Button was written by Eric Roth, who also wrote my first nominee for Movie of the ‘90s, 1994’s Forrest Gump. If you’ve seen both Gump and Button you will be stricken by how similar the storytelling is, despite having different directors—David Fincher directed Button, Robert Zemeckis Gump. In both movies, time is of the essence. Time does not change the main character in the traditional way—Tom Hanks’ Gump is a mentally disabled man with the innocence of a child, while Pitt’s Button receives experience early and loses it later (the opposite of how we receive it). But time robs both of them of the women they love, whom they can never quite reach a satisfactory union with because they themselves seem to live outside of time.
But Fincher and Zemeckis, while acknowledging the inevitability of movie-time, use technology to defeat time for the audience.
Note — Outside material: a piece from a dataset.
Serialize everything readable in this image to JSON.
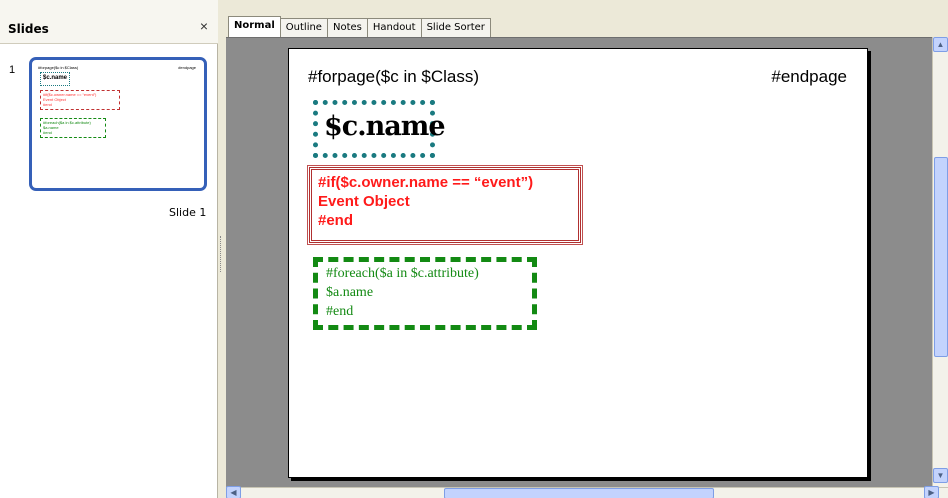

We are treated to grainy TV footage of Gump shaking hands with actual presidents, aided by revolutionary technology developed by Zemeckis (he has since gone on to focus on similar technologies, at times to the point of discarding the elements actual human beings enjoy). And in Button we get an extraordinary scene where Brad Pitt, forty-five at the time and probably the most iconically beautiful actor or actress of the past twenty years, is convincingly rendered as a teenager, beauty intact. Add in the fact that Zemeckis’ first big hit as a director was Back to the Future, and you have a statement which should be just a little bit stirring: death awaits, and we will lose those we love and everything we know, but in a darkened movie theatre you can imagine having it all back for a few hours.
Gump was extremely popular—the last non-franchise, non-special effects spectacle film to become a megahit (it grossed over $329 million domestically, to finish as the #1 film of the year at the box office). It divided critics to a certain extent, because it didn’t seem to have very much depth or complexity. I loved the film, and I will readily admit the film lacks in both of those qualities. But looking back, it was probably important in ways we didn’t quite understand at the time. Gump closed the book on a big chunk of American history—from Elvis, through the counterculture and Vietnam, to the hedonism of the ‘70s and into the Reagan Years. It codified those years in gentle parody, which has become the generally accepted way to see them. (A show like Mad Men can make a steady living by slowly taking apart this view of things). Nothing Gump had to say about those years was original, but it did make a sly statement (criticism?) on American sensibilities by having an idiot move through them and survive—and often thrive.
We also welcomed into the pop-culture lexicon: “Life is a box of chocolates…,” “Lootenant Daaan,” “shrimp” concatenations, “stupid is as stupid does,” “I was runn-hin’,” and probably a few more I can’t think of right now. Tom Hanks became the most popular and celebrated actor in America, reaching a pinnacle no one has been able to match since, and which may be an unrecognizable goal for even stout-hearted men like Will Smith, in our current state of media fracture.
The fact that almost no straight dramas have managed to become blockbusters since Gump (Tom Hanks himself came closest with 2000’s Cast Away) speaks to many things, most of which I find unpleasant to think about. But the movie bottled up a treacly, unsophisticated version of American history in the latter half of the 20th century, completely devoid of giant anthropomorphic robots or hordes of orcs, and we lined up in droves. It can happen.